== SOURCE MATERIAL
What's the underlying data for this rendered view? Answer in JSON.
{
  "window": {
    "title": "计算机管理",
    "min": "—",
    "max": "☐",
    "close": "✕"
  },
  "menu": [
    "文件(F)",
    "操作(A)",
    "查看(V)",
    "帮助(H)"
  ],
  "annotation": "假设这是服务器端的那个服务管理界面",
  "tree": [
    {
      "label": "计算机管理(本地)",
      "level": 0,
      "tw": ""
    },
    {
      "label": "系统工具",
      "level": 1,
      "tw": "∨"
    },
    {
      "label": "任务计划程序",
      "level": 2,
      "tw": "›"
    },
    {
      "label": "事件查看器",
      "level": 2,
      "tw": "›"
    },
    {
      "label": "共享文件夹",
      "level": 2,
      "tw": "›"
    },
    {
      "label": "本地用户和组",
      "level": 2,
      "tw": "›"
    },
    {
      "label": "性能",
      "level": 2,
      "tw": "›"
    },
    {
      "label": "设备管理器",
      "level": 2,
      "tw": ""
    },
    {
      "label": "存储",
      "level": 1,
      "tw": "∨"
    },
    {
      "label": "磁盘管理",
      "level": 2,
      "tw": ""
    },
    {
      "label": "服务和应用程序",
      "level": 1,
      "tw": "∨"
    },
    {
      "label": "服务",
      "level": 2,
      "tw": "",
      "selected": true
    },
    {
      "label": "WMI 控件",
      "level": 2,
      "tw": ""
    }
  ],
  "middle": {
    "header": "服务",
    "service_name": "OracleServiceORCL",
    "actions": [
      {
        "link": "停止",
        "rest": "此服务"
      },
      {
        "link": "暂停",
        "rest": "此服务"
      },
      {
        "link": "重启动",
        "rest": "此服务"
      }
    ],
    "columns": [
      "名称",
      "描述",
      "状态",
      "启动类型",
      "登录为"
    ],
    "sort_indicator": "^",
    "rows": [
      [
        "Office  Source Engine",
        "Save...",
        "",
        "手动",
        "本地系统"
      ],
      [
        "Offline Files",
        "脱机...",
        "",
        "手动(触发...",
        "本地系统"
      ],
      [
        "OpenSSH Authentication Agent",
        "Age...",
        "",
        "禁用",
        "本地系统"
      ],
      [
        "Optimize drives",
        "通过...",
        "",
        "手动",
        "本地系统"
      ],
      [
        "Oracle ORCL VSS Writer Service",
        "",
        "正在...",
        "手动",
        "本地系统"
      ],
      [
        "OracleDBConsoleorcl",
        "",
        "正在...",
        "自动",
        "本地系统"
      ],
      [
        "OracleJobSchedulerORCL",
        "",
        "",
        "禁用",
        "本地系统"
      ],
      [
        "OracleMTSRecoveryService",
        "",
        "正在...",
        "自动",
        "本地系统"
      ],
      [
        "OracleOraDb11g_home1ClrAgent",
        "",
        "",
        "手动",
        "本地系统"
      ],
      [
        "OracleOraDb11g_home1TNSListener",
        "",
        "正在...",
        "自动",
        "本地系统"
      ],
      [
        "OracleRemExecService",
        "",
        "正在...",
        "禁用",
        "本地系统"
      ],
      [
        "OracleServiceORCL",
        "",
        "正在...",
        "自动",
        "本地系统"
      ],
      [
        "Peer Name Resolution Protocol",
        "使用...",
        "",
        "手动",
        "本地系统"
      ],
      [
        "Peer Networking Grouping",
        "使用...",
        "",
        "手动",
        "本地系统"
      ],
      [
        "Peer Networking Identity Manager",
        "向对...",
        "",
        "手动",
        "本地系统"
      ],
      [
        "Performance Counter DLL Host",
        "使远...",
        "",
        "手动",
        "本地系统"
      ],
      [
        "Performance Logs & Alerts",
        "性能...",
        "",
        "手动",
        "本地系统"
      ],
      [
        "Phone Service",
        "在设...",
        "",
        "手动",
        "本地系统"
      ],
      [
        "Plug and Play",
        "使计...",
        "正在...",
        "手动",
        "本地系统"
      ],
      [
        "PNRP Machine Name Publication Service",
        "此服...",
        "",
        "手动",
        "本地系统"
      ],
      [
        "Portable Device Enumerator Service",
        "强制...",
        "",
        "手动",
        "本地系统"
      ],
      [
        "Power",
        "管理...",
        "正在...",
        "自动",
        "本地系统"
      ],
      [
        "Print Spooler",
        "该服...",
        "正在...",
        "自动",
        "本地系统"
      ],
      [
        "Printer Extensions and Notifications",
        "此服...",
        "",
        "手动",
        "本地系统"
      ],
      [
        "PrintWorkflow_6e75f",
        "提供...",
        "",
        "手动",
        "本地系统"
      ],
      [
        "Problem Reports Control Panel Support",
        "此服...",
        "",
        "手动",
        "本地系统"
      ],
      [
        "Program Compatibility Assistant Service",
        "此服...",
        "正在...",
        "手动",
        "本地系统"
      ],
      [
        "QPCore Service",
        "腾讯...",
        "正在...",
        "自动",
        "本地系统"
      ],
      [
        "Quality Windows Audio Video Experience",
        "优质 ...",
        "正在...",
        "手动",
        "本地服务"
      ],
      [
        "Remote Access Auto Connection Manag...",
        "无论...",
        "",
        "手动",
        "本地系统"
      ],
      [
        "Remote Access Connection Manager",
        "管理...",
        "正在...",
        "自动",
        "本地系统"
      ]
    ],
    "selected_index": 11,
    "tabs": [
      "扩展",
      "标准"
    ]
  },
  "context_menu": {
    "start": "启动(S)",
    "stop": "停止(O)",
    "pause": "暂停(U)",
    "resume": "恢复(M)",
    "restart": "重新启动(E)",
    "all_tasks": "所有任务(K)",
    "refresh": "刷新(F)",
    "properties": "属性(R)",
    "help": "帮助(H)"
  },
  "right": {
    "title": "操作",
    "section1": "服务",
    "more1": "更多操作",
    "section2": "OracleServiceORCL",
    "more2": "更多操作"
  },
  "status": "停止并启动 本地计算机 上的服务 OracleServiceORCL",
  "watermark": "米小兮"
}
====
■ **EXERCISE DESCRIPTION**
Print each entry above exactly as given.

■ **TASK SOLUTION**
What's the underlying data for this rendered view? Answer in JSON.
{
  "window": {
    "title": "计算机管理",
    "min": "—",
    "max": "☐",
    "close": "✕"
  },
  "menu": [
    "文件(F)",
    "操作(A)",
    "查看(V)",
    "帮助(H)"
  ],
  "annotation": "假设这是服务器端的那个服务管理界面",
  "tree": [
    {
      "label": "计算机管理(本地)",
      "level": 0,
      "tw": ""
    },
    {
      "label": "系统工具",
      "level": 1,
      "tw": "∨"
    },
    {
      "label": "任务计划程序",
      "level": 2,
      "tw": "›"
    },
    {
      "label": "事件查看器",
      "level": 2,
      "tw": "›"
    },
    {
      "label": "共享文件夹",
      "level": 2,
      "tw": "›"
    },
    {
      "label": "本地用户和组",
      "level": 2,
      "tw": "›"
    },
    {
      "label": "性能",
      "level": 2,
      "tw": "›"
    },
    {
      "label": "设备管理器",
      "level": 2,
      "tw": ""
    },
    {
      "label": "存储",
      "level": 1,
      "tw": "∨"
    },
    {
      "label": "磁盘管理",
      "level": 2,
      "tw": ""
    },
    {
      "label": "服务和应用程序",
      "level": 1,
      "tw": "∨"
    },
    {
      "label": "服务",
      "level": 2,
      "tw": "",
      "selected": true
    },
    {
      "label": "WMI 控件",
      "level": 2,
      "tw": ""
    }
  ],
  "middle": {
    "header": "服务",
    "service_name": "OracleServiceORCL",
    "actions": [
      {
        "link": "停止",
        "rest": "此服务"
      },
      {
        "link": "暂停",
        "rest": "此服务"
      },
      {
        "link": "重启动",
        "rest": "此服务"
      }
    ],
    "columns": [
      "名称",
      "描述",
      "状态",
      "启动类型",
      "登录为"
    ],
    "sort_indicator": "^",
    "rows": [
      [
        "Office  Source Engine",
        "Save...",
        "",
        "手动",
        "本地系统"
      ],
      [
        "Offline Files",
        "脱机...",
        "",
        "手动(触发...",
        "本地系统"
      ],
      [
        "OpenSSH Authentication Agent",
        "Age...",
        "",
        "禁用",
        "本地系统"
      ],
      [
        "Optimize drives",
        "通过...",
        "",
        "手动",
        "本地系统"
      ],
      [
        "Oracle ORCL VSS Writer Service",
        "",
        "正在...",
        "手动",
        "本地系统"
      ],
      [
        "OracleDBConsoleorcl",
        "",
        "正在...",
        "自动",
        "本地系统"
      ],
      [
        "OracleJobSchedulerORCL",
        "",
        "",
        "禁用",
        "本地系统"
      ],
      [
        "OracleMTSRecoveryService",
        "",
        "正在...",
        "自动",
        "本地系统"
      ],
      [
        "OracleOraDb11g_home1ClrAgent",
        "",
        "",
        "手动",
        "本地系统"
      ],
      [
        "OracleOraDb11g_home1TNSListener",
        "",
        "正在...",
        "自动",
        "本地系统"
      ],
      [
        "OracleRemExecService",
        "",
        "正在...",
        "禁用",
        "本地系统"
      ],
      [
        "OracleServiceORCL",
        "",
        "正在...",
        "自动",
        "本地系统"
      ],
      [
        "Peer Name Resolution Protocol",
        "使用...",
        "",
        "手动",
        "本地系统"
      ],
      [
        "Peer Networking Grouping",
        "使用...",
        "",
        "手动",
        "本地系统"
      ],
      [
        "Peer Networking Identity Manager",
        "向对...",
        "",
        "手动",
        "本地系统"
      ],
      [
        "Performance Counter DLL Host",
        "使远...",
        "",
        "手动",
        "本地系统"
      ],
      [
        "Performance Logs & Alerts",
        "性能...",
        "",
        "手动",
        "本地系统"
      ],
      [
        "Phone Service",
        "在设...",
        "",
        "手动",
        "本地系统"
      ],
      [
        "Plug and Play",
        "使计...",
        "正在...",
        "手动",
        "本地系统"
      ],
      [
        "PNRP Machine Name Publication Service",
        "此服...",
        "",
        "手动",
        "本地系统"
      ],
      [
        "Portable Device Enumerator Service",
        "强制...",
        "",
        "手动",
        "本地系统"
      ],
      [
        "Power",
        "管理...",
        "正在...",
        "自动",
        "本地系统"
      ],
      [
        "Print Spooler",
        "该服...",
        "正在...",
        "自动",
        "本地系统"
      ],
      [
        "Printer Extensions and Notifications",
        "此服...",
        "",
        "手动",
        "本地系统"
      ],
      [
        "PrintWorkflow_6e75f",
        "提供...",
        "",
        "手动",
        "本地系统"
      ],
      [
        "Problem Reports Control Panel Support",
        "此服...",
        "",
        "手动",
        "本地系统"
      ],
      [
        "Program Compatibility Assistant Service",
        "此服...",
        "正在...",
        "手动",
        "本地系统"
      ],
      [
        "QPCore Service",
        "腾讯...",
        "正在...",
        "自动",
        "本地系统"
      ],
      [
        "Quality Windows Audio Video Experience",
        "优质 ...",
        "正在...",
        "手动",
        "本地服务"
      ],
      [
        "Remote Access Auto Connection Manag...",
        "无论...",
        "",
        "手动",
        "本地系统"
      ],
      [
        "Remote Access Connection Manager",
        "管理...",
        "正在...",
        "自动",
        "本地系统"
      ]
    ],
    "selected_index": 11,
    "tabs": [
      "扩展",
      "标准"
    ]
  },
  "context_menu": {
    "start": "启动(S)",
    "stop": "停止(O)",
    "pause": "暂停(U)",
    "resume": "恢复(M)",
    "restart": "重新启动(E)",
    "all_tasks": "所有任务(K)",
    "refresh": "刷新(F)",
    "properties": "属性(R)",
    "help": "帮助(H)"
  },
  "right": {
    "title": "操作",
    "section1": "服务",
    "more1": "更多操作",
    "section2": "OracleServiceORCL",
    "more2": "更多操作"
  },
  "status": "停止并启动 本地计算机 上的服务 OracleServiceORCL",
  "watermark": "米小兮"
}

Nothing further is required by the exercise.